The International Olympic Committee awarded the 2024 summer Olympic Games to Paris and the 2028 edition to Los Angeles following a vote in Lima, Peru, on Wednesday. Paris, which has hosted two previous Olympics, will stage the event 100 years after its last Games in 1924 while Los Angeles will organize its third Games after hosting it in 1932 and 1984.
Tax fight puts crass politics ahead of sound economics
"We used to think lawyers got a bad rap, what with an entire category of jokes devoted to their sleazy excuses for racking up billable hours. They've been replaced by doctors as the wealthy professionals Canadians love to resent." – Konrad Yakabuski
Marijuana policy: Are we protecting our children?
"I'm here to be a wet blanket: As legalization approaches, let's focus on (spoiler alert, old lady phrase) our young people." – Denise Balkissoon
How the U.S. went haywire? It's in the country's genes
"The argument goes, the great experiment in liberty is going off the rails to the point where a postfactual culture has emerged. Those on the fringe were always in abundance but lacked a platform. The dam burst with the arrival of the Internet and now the dross overflows the country. Look for more demagogic leaders selling snake oil to make good." – Lawrence Martin
Recent research has shown that the mind – along with other nonpharmacological remedies – can be powerful medicine to relieve many kinds of chronic or recurrent pains, especially low back pain.
LONG READS FOR A LONG COMMUTE

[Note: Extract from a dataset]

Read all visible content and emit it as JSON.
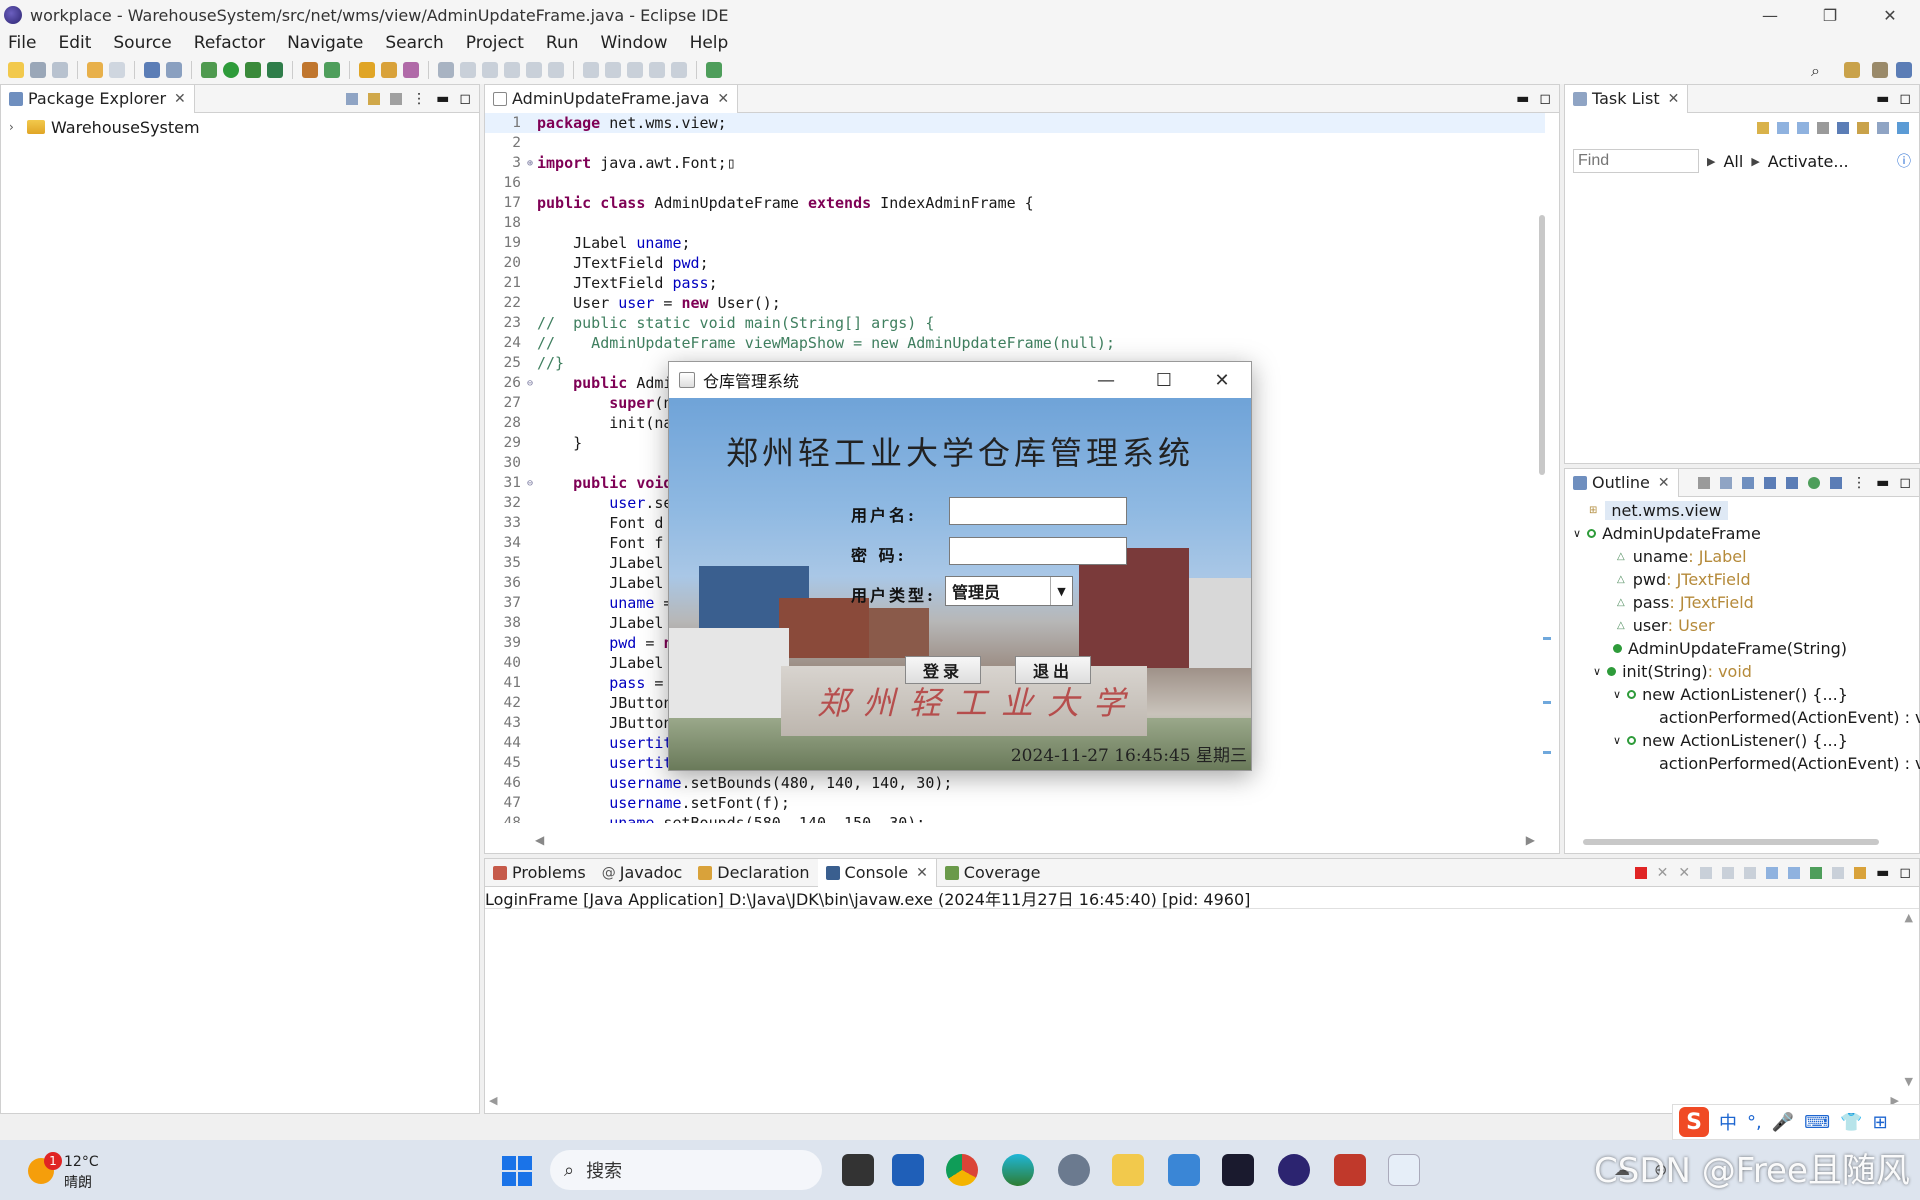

After 13 years spent orbiting Saturn, the Cassini spacecraft's mission is ending. Cassini has buzzed around Saturn's planetary namesake for the past 13 years and, in the process, utterly transformed scientists' understanding of the solar system's most visually spectacular world. Its mission comes to an end this week.